We also liked some of the details inside St Michael’s Church in St Albans. The wooden pulpit above dates from late 16th or early 17th century and has all mod cons, including an hour glass to ensure the sermon doesn’t go on for too long.
There is also a 17th century monument to the statesman/scientist Francis Bacon. He is supposedly relaxing, but looks amusingly like he is sleeping through the sermon.
As well as the other buildings in St Albans that we featured earlier this month, we also liked this rather picturesque church. It is St Michael’s and is considered to be the most significant Anglo-Saxon building in England. It mostly dates from the 10th and 11th centuries, with later additions and restoration in the 19th century.

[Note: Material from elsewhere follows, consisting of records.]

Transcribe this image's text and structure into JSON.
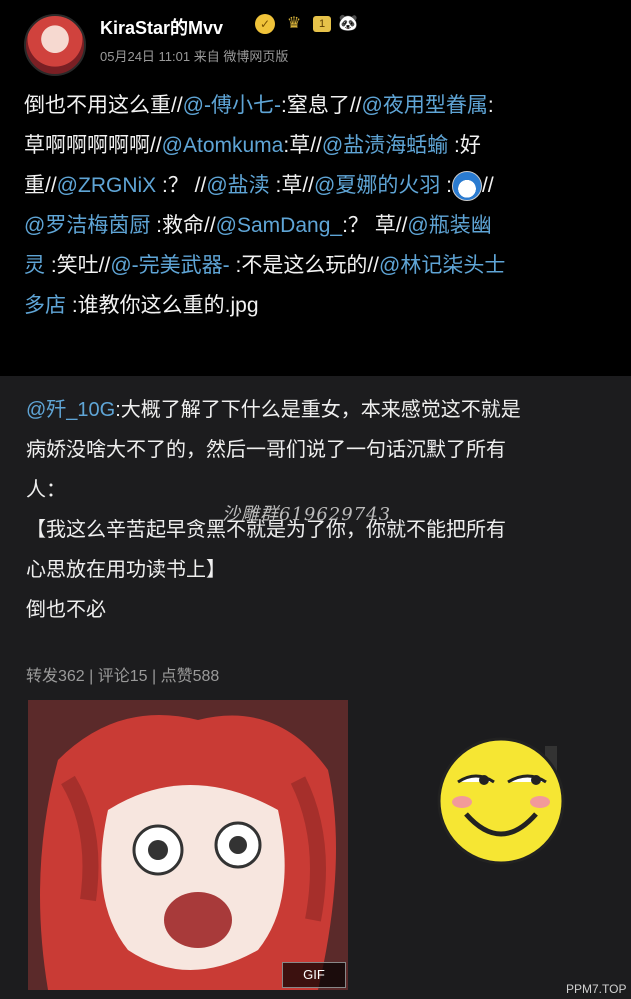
{
  "header": {
    "username": "KiraStar的Mvv",
    "level": "1",
    "meta": "05月24日 11:01  来自 微博网页版"
  },
  "post": {
    "segments": [
      {
        "t": "倒也不用这么重//",
        "m": false
      },
      {
        "t": "@-傅小七-",
        "m": true
      },
      {
        "t": ":窒息了//",
        "m": false
      },
      {
        "t": "@夜用型眷属",
        "m": true
      },
      {
        "t": ":\n草啊啊啊啊啊//",
        "m": false
      },
      {
        "t": "@Atomkuma",
        "m": true
      },
      {
        "t": ":草//",
        "m": false
      },
      {
        "t": "@盐渍海蛞蝓",
        "m": true
      },
      {
        "t": " :好\n重//",
        "m": false
      },
      {
        "t": "@ZRGNiX",
        "m": true
      },
      {
        "t": " :？ //",
        "m": false
      },
      {
        "t": "@盐渎",
        "m": true
      },
      {
        "t": " :草//",
        "m": false
      },
      {
        "t": "@夏娜的火羽",
        "m": true
      },
      {
        "t": " :[EMOJI]//\n",
        "m": false
      },
      {
        "t": "@罗洁梅茵厨",
        "m": true
      },
      {
        "t": " :救命//",
        "m": false
      },
      {
        "t": "@SamDang_",
        "m": true
      },
      {
        "t": ":？ 草//",
        "m": false
      },
      {
        "t": "@瓶装幽\n灵",
        "m": true
      },
      {
        "t": " :笑吐//",
        "m": false
      },
      {
        "t": "@-完美武器-",
        "m": true
      },
      {
        "t": " :不是这么玩的//",
        "m": false
      },
      {
        "t": "@林记柒头士\n多店",
        "m": true
      },
      {
        "t": " :谁教你这么重的.jpg",
        "m": false
      }
    ]
  },
  "repost": {
    "author": "@歼_10G",
    "body_line1": ":大概了解了下什么是重女，本来感觉这不就是",
    "body_line2": "病娇没啥大不了的，然后一哥们说了一句话沉默了所有",
    "body_line3": "人：",
    "quote_line1": "【我这么辛苦起早贪黑不就是为了你，你就不能把所有",
    "quote_line2": "心思放在用功读书上】",
    "closing": "倒也不必",
    "watermark": "沙雕群619629743",
    "stats": "转发362 | 评论15 | 点赞588",
    "gif_label": "GIF"
  },
  "site_mark": "PPM7.TOP"
}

Not surprisingly, Easter scenes are often depicted in the stained glass windows of churches. We saw these ones in St Pancras church in London – the crucifixion above and resurrection below.
The guild church of St Katharine Cree in London is rather overshadowed by towering modern buildings, but is elegant and peaceful inside.
We liked this sundial on the exterior of the church, reportedly dating from around 1700.
And this clockwork mechanism inside the church also caught our attention.
This London church is All Saints in Margaret Street, Fitzrovia. It was designed in 1850 is recognised as a masterpiece of the High Victorian Gothic Revival style.
The ornately decorated interior includes this Christmas scene on ceramic tiles. Merry Christmas!
Another London church that we visited was St Pancras in Euston Road. The building was opened in 1822 and manages to look much bigger inside than it does from the outside.
The stained glass windows illustrate many Bible stories, including this Christmas scene with the shepherds and wise men.